Saab's sale of 28 Jas 39 Gripen aircraft – later reduced to 26 – to South Africa has been tainted by scandal and corruption allegations ever since it took place back in 1999.

The Swedish defence giant has always denied any wrongdoing in the deal which was mainly carried out by a subsidiary owned by Saab and British BAE and has said that no evidence of any suspect deals has turned up in its internal investigations.

But according to Sweden's Expressen newspaper, internal BAE documents handed to the Serious Fraud Office (SFO), a UK-based government authority that investigates fraud and corruption, show that money was paid out to shady agents suspected of being involved in bribery.

According to the paperwork, 7.25 percent (or 13 billion kronor – $1.58 billion) of the total sales of the Gripen planes and the British Hawk aircraft was potentially handed over to secret agents. According to Expressen, the claims formed part of a UK investigation into bribery allegations linked to this cash.

Other classified documents published by the newspaper on Thursday suggest that BAE's former head of marketing for South Africa and Asia, Allan MacDonald, told SFO officers several years ago that Saab had been kept informed of all costs and the agents involved.

“I gave them more information than they had ever got before and they were informed about the arrangements with the agents on chief executive level. They knew,” the documents suggest he said.

In a statement to Expressen published on Thursday, Saab's press spokesman Sebastian Carlsson dismissed the claims that almost a billion kronor was handed to agents, but did not deny that large payouts were made.

“There's nothing strange about a person receiving compensation for the work they do. So I mean, that's not the problem, if there is a problem. The problem would in that case be what a person does,” he told the newspaper.

“If it was 7.5 or 6.5 or 4.5 or 10.5 percent [is irrelevant]. That's nothing, that's what it was like 'in the good old days'. But I can tell you that if back then you had these kinds of commission-based contracts in the export industry, the sums could sometimes be high,” he added.

Saab is one of the world's leading defence and security companies and has around 14,700 staff around the world.

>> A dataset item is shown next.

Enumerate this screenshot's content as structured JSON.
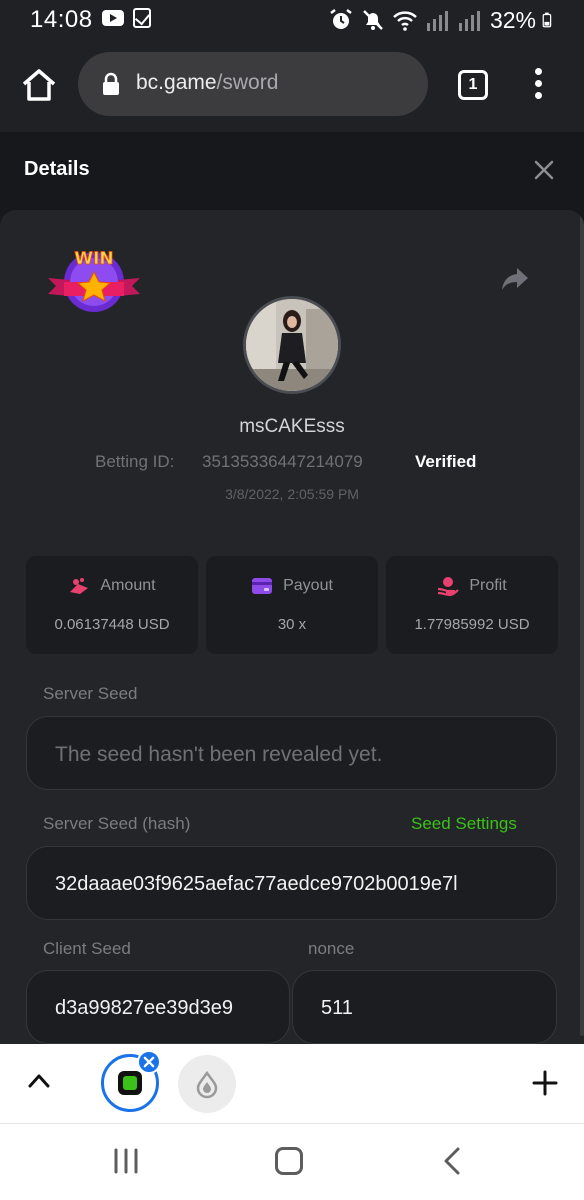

It is not connected to Saab Automobile.

Earlier this year it was ranked as one of the European arms companies best at tackling corruption by the Transparency International thinktank.